Detection of Malware in Firmware

Overview

  • Lots of devices, lots of firmware;
  • Heterogeneous in their architecture (ARM, MIPS, PPC, etc.);
  • Multiple firmware versions for each device;
  • In general, can’t run firmware;
  • Manual analysis takes significant time and a degree of expertise.

My Research

Goals

  • Would like to perform automated, large-scale, lightweight analysis of firmware;
  • But… predicting program behaviour is not possible in the general case (reduction to Halting problem);
  • Would like to check firmware for potential anomalous behaviour (backdoors);
  • Focus on devices with largest market share (embedded Linux-based systems).

What is a classifier?

Given an input and previous knowledge, produce a label corresponding to the input as output.

Input in our case is a program.

Problems

  • Backdoors are hard to find – not many examples;
  • Modern “malware” analysis utilises classifiers derived from machine learning algorithms:
    • Require large enough data set of benign/malicious examples: not possible for backdoors;
    • How to apply to backdoor detection?

Proposed System

  • A classifier to infer the “type” of a given piece of software;
  • A domain-specific language to encode expected software behaviours as functionality profiles (that can be validated);
  • (Due to static analysis) optimistically attempt to validate the usage of identified anomalous software.

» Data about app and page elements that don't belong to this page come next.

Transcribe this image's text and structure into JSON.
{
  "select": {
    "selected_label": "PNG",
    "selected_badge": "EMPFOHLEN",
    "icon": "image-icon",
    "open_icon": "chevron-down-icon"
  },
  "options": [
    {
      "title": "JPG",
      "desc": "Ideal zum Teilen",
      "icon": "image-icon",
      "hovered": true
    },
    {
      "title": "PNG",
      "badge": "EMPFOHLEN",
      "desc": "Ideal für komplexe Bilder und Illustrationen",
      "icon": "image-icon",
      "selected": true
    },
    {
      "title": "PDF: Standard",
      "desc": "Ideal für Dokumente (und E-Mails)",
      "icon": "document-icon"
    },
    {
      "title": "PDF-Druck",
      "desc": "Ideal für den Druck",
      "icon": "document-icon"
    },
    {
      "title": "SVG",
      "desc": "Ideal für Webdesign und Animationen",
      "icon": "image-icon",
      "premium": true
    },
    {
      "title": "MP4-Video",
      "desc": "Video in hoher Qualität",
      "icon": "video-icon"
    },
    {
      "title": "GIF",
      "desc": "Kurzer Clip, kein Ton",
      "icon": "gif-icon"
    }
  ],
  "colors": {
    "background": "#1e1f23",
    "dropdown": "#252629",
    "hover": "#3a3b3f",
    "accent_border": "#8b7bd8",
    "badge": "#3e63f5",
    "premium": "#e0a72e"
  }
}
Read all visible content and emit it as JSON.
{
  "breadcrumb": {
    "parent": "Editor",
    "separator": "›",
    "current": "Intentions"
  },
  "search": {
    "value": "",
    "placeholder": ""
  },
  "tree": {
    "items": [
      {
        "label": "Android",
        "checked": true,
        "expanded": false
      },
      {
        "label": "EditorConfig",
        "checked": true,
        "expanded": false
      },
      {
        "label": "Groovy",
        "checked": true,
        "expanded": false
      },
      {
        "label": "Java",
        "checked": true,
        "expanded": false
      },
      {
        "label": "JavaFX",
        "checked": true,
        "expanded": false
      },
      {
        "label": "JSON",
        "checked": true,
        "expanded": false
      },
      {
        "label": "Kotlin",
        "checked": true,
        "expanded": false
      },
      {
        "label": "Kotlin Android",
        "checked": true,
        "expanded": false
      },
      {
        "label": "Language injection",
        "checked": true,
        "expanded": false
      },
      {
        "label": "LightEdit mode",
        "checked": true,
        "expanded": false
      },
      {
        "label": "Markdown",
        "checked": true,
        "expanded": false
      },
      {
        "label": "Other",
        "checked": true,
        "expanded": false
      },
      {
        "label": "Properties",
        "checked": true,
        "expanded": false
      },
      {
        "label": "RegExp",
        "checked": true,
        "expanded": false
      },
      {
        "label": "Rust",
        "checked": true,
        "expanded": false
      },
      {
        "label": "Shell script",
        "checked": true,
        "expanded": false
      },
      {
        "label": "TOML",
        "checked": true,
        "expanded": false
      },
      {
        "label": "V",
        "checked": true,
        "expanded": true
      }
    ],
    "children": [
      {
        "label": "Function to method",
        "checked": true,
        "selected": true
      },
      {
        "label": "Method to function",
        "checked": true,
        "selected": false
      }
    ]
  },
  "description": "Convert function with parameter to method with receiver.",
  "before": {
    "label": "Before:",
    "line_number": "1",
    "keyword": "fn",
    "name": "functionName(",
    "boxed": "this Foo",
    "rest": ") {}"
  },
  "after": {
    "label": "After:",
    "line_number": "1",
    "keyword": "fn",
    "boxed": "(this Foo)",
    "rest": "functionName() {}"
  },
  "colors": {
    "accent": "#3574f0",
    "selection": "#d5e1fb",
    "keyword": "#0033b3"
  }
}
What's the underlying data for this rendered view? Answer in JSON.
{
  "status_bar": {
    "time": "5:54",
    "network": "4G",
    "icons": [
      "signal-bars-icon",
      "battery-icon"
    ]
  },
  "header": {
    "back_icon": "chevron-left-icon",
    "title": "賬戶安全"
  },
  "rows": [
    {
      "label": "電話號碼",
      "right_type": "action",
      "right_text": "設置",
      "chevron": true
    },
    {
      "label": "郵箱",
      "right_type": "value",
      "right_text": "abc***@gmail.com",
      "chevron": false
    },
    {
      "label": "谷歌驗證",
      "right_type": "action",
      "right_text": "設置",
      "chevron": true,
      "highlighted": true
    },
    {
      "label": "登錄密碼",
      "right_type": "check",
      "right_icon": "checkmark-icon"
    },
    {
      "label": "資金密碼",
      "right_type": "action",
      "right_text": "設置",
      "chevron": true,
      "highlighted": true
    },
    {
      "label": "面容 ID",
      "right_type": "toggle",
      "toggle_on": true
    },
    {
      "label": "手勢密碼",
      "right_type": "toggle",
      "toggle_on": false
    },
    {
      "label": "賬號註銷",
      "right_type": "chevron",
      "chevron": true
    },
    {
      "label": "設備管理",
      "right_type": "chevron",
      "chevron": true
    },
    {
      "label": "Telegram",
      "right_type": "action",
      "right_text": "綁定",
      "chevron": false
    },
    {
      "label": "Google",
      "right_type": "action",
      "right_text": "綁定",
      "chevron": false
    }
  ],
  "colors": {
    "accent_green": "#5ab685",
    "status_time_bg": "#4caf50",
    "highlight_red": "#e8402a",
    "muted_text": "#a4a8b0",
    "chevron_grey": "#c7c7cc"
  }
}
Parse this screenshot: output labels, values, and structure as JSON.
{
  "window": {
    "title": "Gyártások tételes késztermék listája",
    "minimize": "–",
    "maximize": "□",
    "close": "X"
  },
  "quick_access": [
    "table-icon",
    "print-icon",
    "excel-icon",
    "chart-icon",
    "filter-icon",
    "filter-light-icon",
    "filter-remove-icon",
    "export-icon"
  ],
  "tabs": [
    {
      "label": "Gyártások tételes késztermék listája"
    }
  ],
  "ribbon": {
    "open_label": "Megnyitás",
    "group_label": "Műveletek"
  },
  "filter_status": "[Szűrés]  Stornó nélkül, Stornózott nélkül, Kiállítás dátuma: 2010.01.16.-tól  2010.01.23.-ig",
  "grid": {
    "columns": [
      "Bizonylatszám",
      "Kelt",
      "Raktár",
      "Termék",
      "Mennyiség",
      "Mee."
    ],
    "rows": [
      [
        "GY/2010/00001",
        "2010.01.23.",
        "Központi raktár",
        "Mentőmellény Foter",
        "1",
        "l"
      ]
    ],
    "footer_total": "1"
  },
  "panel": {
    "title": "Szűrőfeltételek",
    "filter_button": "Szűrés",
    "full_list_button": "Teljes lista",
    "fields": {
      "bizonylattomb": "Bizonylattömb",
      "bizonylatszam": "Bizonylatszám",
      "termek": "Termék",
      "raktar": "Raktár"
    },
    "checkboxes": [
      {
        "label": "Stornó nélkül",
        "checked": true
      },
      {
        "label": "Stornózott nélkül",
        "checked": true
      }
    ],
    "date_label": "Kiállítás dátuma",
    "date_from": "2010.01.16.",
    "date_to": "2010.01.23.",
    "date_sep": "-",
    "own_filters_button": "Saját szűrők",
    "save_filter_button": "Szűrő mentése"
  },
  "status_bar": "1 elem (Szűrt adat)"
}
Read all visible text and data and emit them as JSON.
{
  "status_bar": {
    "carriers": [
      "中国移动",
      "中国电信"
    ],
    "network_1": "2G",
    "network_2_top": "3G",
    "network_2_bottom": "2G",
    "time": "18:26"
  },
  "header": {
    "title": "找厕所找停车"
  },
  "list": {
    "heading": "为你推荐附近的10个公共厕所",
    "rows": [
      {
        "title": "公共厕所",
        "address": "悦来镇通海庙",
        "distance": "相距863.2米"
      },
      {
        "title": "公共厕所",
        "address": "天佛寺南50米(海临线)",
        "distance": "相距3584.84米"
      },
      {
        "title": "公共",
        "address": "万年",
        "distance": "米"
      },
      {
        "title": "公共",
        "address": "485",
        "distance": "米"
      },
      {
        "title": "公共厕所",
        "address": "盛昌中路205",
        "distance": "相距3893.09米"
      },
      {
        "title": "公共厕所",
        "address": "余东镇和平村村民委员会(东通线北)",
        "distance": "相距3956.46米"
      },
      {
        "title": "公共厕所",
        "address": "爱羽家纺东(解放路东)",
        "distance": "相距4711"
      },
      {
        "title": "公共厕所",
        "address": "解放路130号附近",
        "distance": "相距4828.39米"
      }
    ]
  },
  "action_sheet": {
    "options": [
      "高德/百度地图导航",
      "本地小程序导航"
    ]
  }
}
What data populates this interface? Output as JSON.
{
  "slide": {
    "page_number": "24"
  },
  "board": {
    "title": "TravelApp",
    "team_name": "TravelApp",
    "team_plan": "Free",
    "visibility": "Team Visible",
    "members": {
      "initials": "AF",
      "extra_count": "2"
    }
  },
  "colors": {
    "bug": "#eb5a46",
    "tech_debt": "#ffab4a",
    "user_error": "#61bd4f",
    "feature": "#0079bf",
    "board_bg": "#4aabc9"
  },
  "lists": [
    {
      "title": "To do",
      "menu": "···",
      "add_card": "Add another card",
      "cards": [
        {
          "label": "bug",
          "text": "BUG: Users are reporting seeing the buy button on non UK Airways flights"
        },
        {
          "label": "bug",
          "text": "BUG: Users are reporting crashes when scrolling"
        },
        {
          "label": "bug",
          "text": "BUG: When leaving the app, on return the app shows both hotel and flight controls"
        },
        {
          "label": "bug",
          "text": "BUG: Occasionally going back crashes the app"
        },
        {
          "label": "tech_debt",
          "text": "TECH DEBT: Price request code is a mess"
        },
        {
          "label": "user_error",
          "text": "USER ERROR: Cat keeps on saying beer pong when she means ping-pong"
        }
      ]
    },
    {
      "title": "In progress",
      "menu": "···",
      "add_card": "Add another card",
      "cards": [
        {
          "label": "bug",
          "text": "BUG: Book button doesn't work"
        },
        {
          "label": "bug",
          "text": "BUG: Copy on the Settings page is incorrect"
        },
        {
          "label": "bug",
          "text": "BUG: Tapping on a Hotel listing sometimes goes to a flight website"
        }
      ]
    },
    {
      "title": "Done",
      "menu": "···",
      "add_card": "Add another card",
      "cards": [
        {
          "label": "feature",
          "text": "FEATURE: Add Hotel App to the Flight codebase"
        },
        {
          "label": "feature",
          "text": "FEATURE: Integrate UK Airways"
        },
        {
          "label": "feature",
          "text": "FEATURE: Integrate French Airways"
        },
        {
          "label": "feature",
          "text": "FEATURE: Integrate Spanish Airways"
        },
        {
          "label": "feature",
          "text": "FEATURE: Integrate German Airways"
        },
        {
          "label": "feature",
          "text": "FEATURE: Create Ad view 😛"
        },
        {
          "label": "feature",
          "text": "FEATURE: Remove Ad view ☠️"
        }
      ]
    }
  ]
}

Prototype: BackScan

Collaborative work with Tom Chothia, Flavio D. Garcia & Christopher Green

Prototype Overview

  1. Obtain firmware from manufacturer;
  2. Unpack firmware (giving us programs);
  3. For each program:
    1. Classify program;
    2. Attempt to match the estimated functionality against the corresponding profile;
    3. If anomalous attempt to establish the usage of said program;
    4. Report anomalies.

Results

Classifier

  • Performance (of chosen classifier):
    • On training data using 10-fold cross validation: ~96%
    • On separate test data (460 firmware images/~18,000 programs): ~95%
  • Weighted average performance over all classes (correct to 3 s.f.):
    • TP rate: 0.966
    • FP rate: 0.000
    • Precision: 0.956
    • Recall: 0.966

Classifier

Performance on common services found within firmware (correct to 3 s.f.):

Labels TP rate FP rate
web-server 0.957 0.001
ftp-server 0.956 0.001
ssh-daemon 0.960 0.000
telnet-daemon 0.976 0.000
busybox 0.996 0.000

Artificial instances

  • Developed new backdoor: embeddable remote control service;
  • Inserted into common executables found within firmware:
    • mini_httpd
    • utelnetd
  • Successfully identified modified executables as anomalous even with varying optimisation levels applied and differing target architectures (ARM and MIPS).

Real-world examples

  • Overall majority of programs checked conformed to their functionality profile (quite a positive result);
  • The majority of those that didn’t were benign, but contained unexpected functionality:
    • Web-server with a built-in DNS resolver.

Real-world examples

  • Identified previously undocumented functionality in some D-Link web-servers:
    • Allows for unauthenticated device reconfiguration with shell access to the device.
  • Identified documented backdoor present in a number of instances of Tenda router firmware.

What do these results say?

  • Overall situation is not terrible;
  • But… any device (including those used within trains) has the potential to facilitate backdoor access;
  • Many of the vulnerabilities are trivial to exploit by attackers;
  • Compromised embedded devices can provide an attack vector to compromise part of a larger system.

Future Work

  • Automatic derivation of functionality profiles based on a given set of known non-anomalous example executables for a given class;
  • Construct more complex functionality profiles for more classes of executable;
  • Rebuild classifier using a classifier derived from semi-supervised learning.

Questions?